Sunday, March 19, 2006

Moab,UT


From Slickrock.

Moab is located near the east bank of the Colorado River on the west side of the La Sal Mountains. Previously known by a variety on names including; Grand Valley, Spanish Valley, and Mormon Fort, the biblical name Moab was adopted in 1880 when a mail route was established between Salina, Utah, and Ouray, Colorado. Moab was originally home to the Sabuagana Utes who had long occupied, farmed, and hunted in the valley before permanent settlers arrived in 1878-79.
Moab's initial economy was based on farming, ranching, and fruit growing until the uranium boom of the early 1950s brought in scores of prospectors, miners, workers, and speculators, increasing the population from 1,275 in 1950 to 4,682 in 1960. During the boom, the nation's second largest uranium processing mill was completed just outside Moab in 1956, employing more than two hundred workers. The uranium boom brought new motels, cafes, stores, schools, and businesses.
Arguably Moab's largest industry, today, or at least for the last quarter century, is the tourism industry. As early as 1906 the Grand Valley Times began promoting the tourism possibilities of the area, and in 1909 the Moab Commercial Club was organized to advertise the scenic attractions and recreational advantages of the Moab region.
A significant boost to tourism came with the designation of Arches National Monument in 1929; however, the Great Depression and World War II brought few visitors to the Moab area. After the war the river-rafting craze began slowly in the 1950s, gained momentum in the 1960s, and became a staple of the region's tourist industry by the early 1970s. The establishment in 1964 of Canyonlands National Park, for which Moab serves as the northern gateway, was another milestone along the way to Moab's becoming an important tourist and recreation destination. But what really put Moab on the map happened during the 1980s, with Its hundreds of miles of Slickrock trails, Moab gained worldwide fame as a mountain-biking center….slash that MECCA!

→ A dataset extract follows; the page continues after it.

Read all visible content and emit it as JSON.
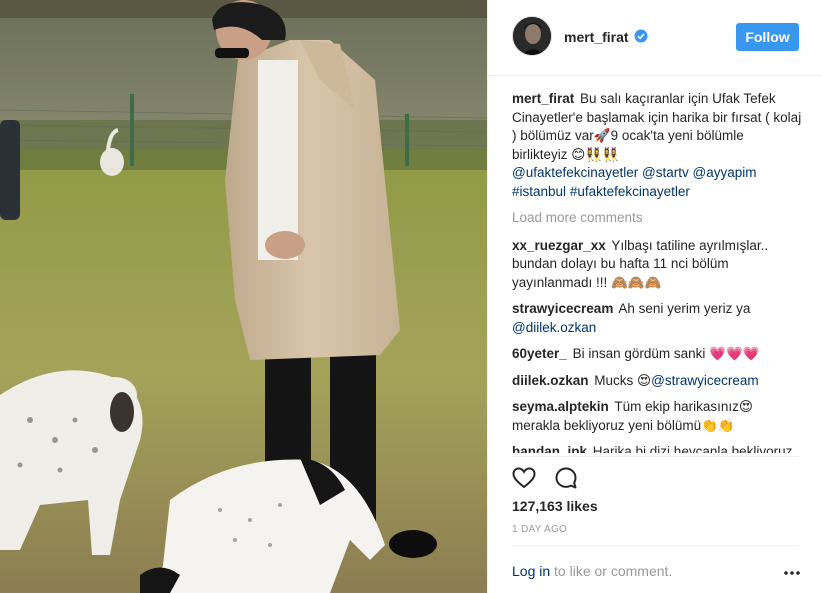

More Moab History
­-Margaret S. Bearnson


4 comments:

  1. keep the photos coming and stories going. you're my link to the natural world.

    ReplyDelete
  2. Thanks Mr.Knievel, You're my link to the cool world.

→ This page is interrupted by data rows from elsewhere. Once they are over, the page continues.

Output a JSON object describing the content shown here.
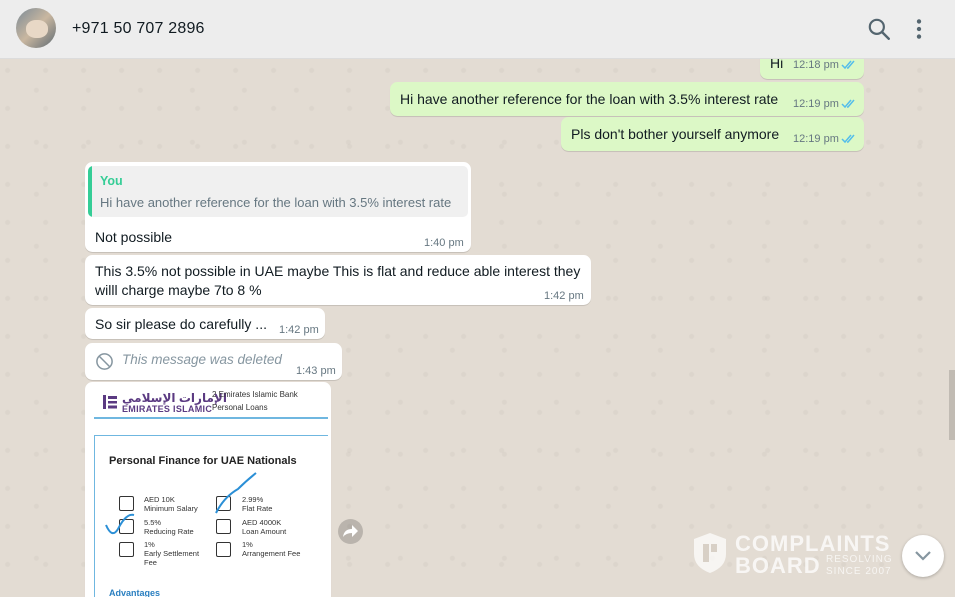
{
  "header": {
    "contact": "+971 50 707 2896",
    "icons": {
      "search": "search-icon",
      "menu": "menu-icon"
    }
  },
  "messages": {
    "out": [
      {
        "text": "Hi",
        "time": "12:18 pm"
      },
      {
        "text": "Hi have another reference for the loan with 3.5% interest rate",
        "time": "12:19 pm"
      },
      {
        "text": "Pls don't bother yourself anymore",
        "time": "12:19 pm"
      }
    ],
    "in": [
      {
        "quote_author": "You",
        "quote_text": "Hi have another reference for the loan with 3.5% interest rate",
        "text": "Not possible",
        "time": "1:40 pm"
      },
      {
        "line1": "This 3.5% not possible in UAE maybe This is  flat and reduce able interest they",
        "line2": "willl charge maybe 7to 8 %",
        "time": "1:42 pm"
      },
      {
        "text": "So sir please do carefully ...",
        "time": "1:42 pm"
      },
      {
        "text": "This message was deleted",
        "time": "1:43 pm"
      }
    ]
  },
  "document": {
    "logo_ar": "الإمارات الإسلامي",
    "logo_en": "EMIRATES ISLAMIC",
    "bank": "2 Emirates Islamic Bank",
    "section": "Personal Loans",
    "title": "Personal Finance for UAE Nationals",
    "features": [
      {
        "l1": "AED 10K",
        "l2": "Minimum Salary",
        "l3": ""
      },
      {
        "l1": "5.5%",
        "l2": "Reducing Rate",
        "l3": ""
      },
      {
        "l1": "1%",
        "l2": "Early Settlement",
        "l3": "Fee"
      },
      {
        "l1": "2.99%",
        "l2": "Flat Rate",
        "l3": ""
      },
      {
        "l1": "AED 4000K",
        "l2": "Loan Amount",
        "l3": ""
      },
      {
        "l1": "1%",
        "l2": "Arrangement Fee",
        "l3": ""
      }
    ],
    "advantages": "Advantages"
  },
  "watermark": {
    "line1": "COMPLAINTS",
    "line2": "BOARD",
    "sub1": "RESOLVING",
    "sub2": "SINCE 2007"
  },
  "colors": {
    "out_bubble": "#dcf8c6",
    "in_bubble": "#ffffff",
    "tick": "#53bdeb",
    "quote_accent": "#35cd96",
    "brand": "#5b3a82"
  }
}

    ReplyDelete
  3. Anonymous12:36 PM

    Hello ##name##, Las Vegas is still called sin city for its multiple reasonslas vegasWe continue to look for things for our kids to do. Sometimes we are happy with Circus Circus and sometimes we can walk the strip during the day. let us know your thoughts on good family entertainment in vegas.

    ReplyDelete
  4. Anonymous10:05 AM

    Hello ##name##, Las Vegas is still called sin city for its multiple reasonslas vegas motelsWe continue to look for things for our kids to do. Sometimes we are happy with Circus Circus and sometimes we can walk the strip during the day. let us know your thoughts on good family entertainment in vegas.

    ReplyDelete